As a social species we have hierarchy or dominance behaviour built it to our make up basically to reduce the number of street brawls and risk of harm to others in the group. Dominance Behaviour means people mostly avoid or defer to aggressive people — pick your fight and know when its worth biting back. Living in bigger groups requires cultural and social rules to control aggressive behaviours and misuse of assumed power. Some would say it is a natural part of being human – but avoiding conflict is also part of being human and being civilised means culturally we don’t like any misuse of the power deferment gives others.  The misuse of power and bullying is not acceptable.

So the The Knitting Police????? –

Knowledge is power. Knitting alot means I know alot about ‘knittins’. Many people come into the shop and make comments about their knitting/crochet. Usually along the lines of ‘its not perfect’ or ‘I don’t do garments because I can’t get them perfect’ or ‘my gauge is off’ or ‘the last thing I did, didn’t work out well’. Self critical judgement with no analysis of why. It may put them off knitting ever again. Heaven knows how negative their experience of learning was, but here are no knitting police.

Then there are the knitting athletes for whom craft is the olympics – competitors who do the hardest knitting techniques or the most complex stitches, the most knitting, the most completed patterns on Ravelry, all the ‘In’ patterns on Ravelry.

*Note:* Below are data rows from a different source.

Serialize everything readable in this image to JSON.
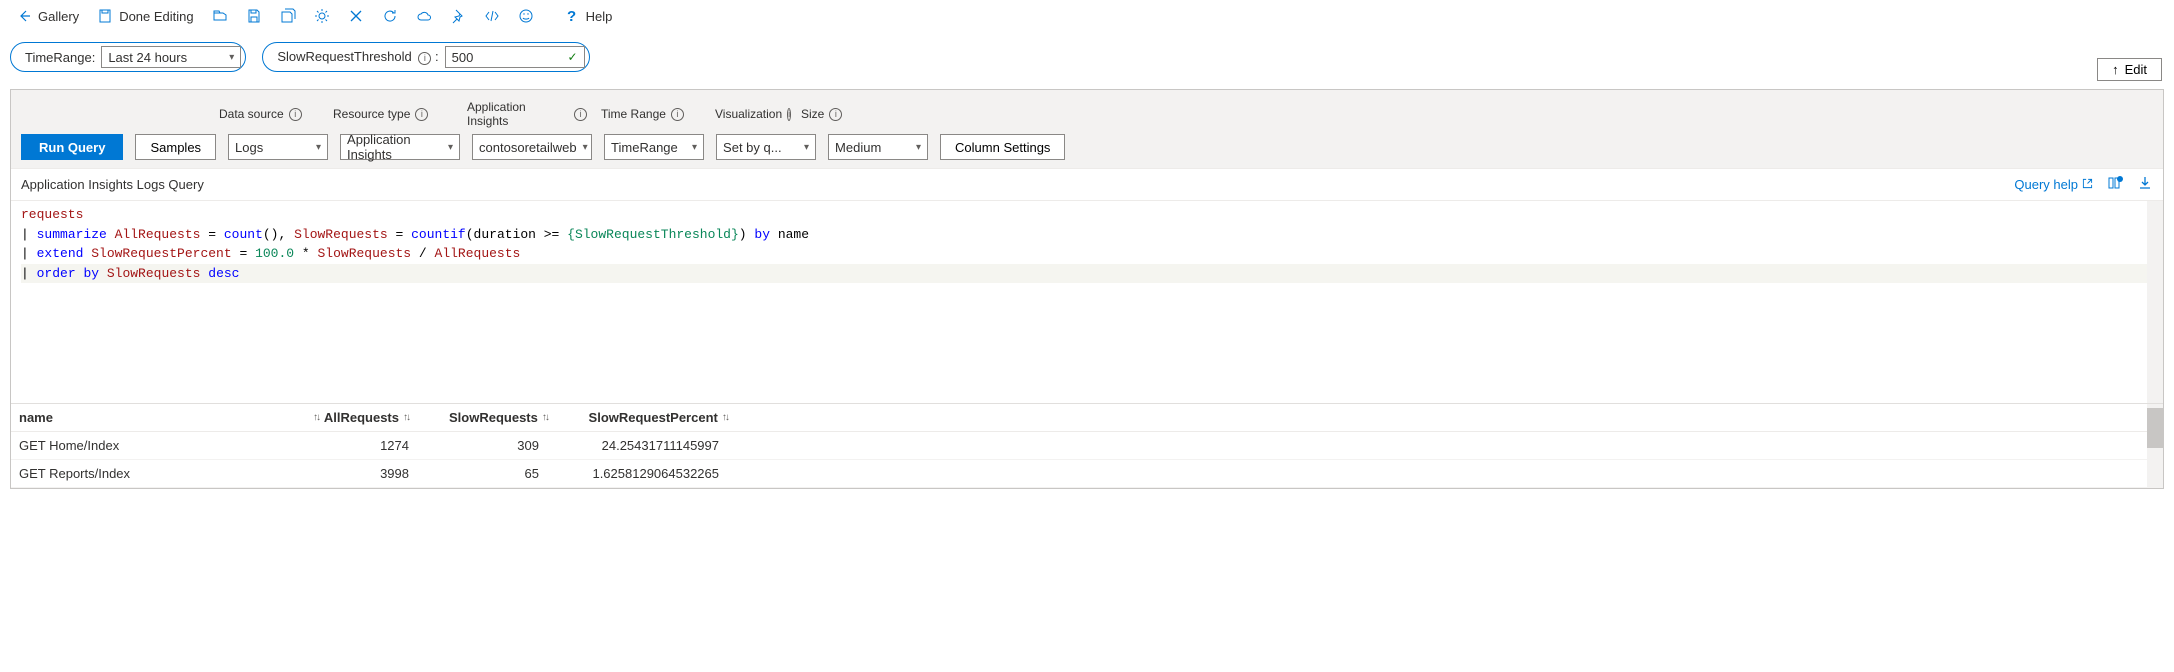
{
  "toolbar": {
    "gallery": "Gallery",
    "done_editing": "Done Editing",
    "help": "Help"
  },
  "params": {
    "time_range_label": "TimeRange:",
    "time_range_value": "Last 24 hours",
    "slow_threshold_label": "SlowRequestThreshold",
    "slow_threshold_colon": ":",
    "slow_threshold_value": "500"
  },
  "edit_button": "Edit",
  "query_panel": {
    "labels": {
      "data_source": "Data source",
      "resource_type": "Resource type",
      "app_insights": "Application Insights",
      "time_range": "Time Range",
      "visualization": "Visualization",
      "size": "Size"
    },
    "run_query": "Run Query",
    "samples": "Samples",
    "data_source_value": "Logs",
    "resource_type_value": "Application Insights",
    "app_insights_value": "contosoretailweb",
    "time_range_value": "TimeRange",
    "visualization_value": "Set by q...",
    "size_value": "Medium",
    "column_settings": "Column Settings",
    "title": "Application Insights Logs Query",
    "query_help": "Query help"
  },
  "code": {
    "line1_a": "requests",
    "line2_pre": "| ",
    "line2_kw": "summarize",
    "line2_a": " AllRequests ",
    "line2_eq1": "= ",
    "line2_fn1": "count",
    "line2_par1": "(), ",
    "line2_b": "SlowRequests ",
    "line2_eq2": "= ",
    "line2_fn2": "countif",
    "line2_par2a": "(duration >= ",
    "line2_param": "{SlowRequestThreshold}",
    "line2_par2b": ") ",
    "line2_by": "by",
    "line2_name": " name",
    "line3_pre": "| ",
    "line3_kw": "extend",
    "line3_a": " SlowRequestPercent ",
    "line3_eq": "= ",
    "line3_num": "100.0",
    "line3_op": " * ",
    "line3_b": "SlowRequests ",
    "line3_div": "/ ",
    "line3_c": "AllRequests",
    "line4_pre": "| ",
    "line4_kw1": "order",
    "line4_sp": " ",
    "line4_kw2": "by",
    "line4_a": " SlowRequests ",
    "line4_kw3": "desc"
  },
  "results": {
    "headers": {
      "name": "name",
      "all": "AllRequests",
      "slow": "SlowRequests",
      "pct": "SlowRequestPercent"
    },
    "rows": [
      {
        "name": "GET Home/Index",
        "all": "1274",
        "slow": "309",
        "pct": "24.25431711145997"
      },
      {
        "name": "GET Reports/Index",
        "all": "3998",
        "slow": "65",
        "pct": "1.6258129064532265"
      }
    ]
  }
}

Knitting (for knitting read ‘and/or crochet’) really has something for everybody, but it should not be about intimidation.

Only you know all the slipped stitches and extra rows you added to a pattern ’cause you missed an increase. Unless you are competing for a prize in the local show no-one else will know if there are three more rows in the back or front. And anyway adding or taking out rows for your fit are acceptable deviations from the pattern. The designer isn’t going to come after you and inspect your knitting – I hope they have better things to do.

There are no knitting police, only the few people who use your knitting insecurities to make themselves feel bigger (or better). These people should be avoided – most knitters are encouraging, mutually supportive and just happy to share with other like minded soles the joy of a completed item and a well made stitch or a challenge achieved.

First decide if you enjoyed the process then, pick up the insecurities, learn new techniques, be brave enough to make the odd mistake, frog if necessary, find ways around the issue (knit in the round if you hate sewing up), talk to the real encouraging knitters and just avoid all those power grabbers.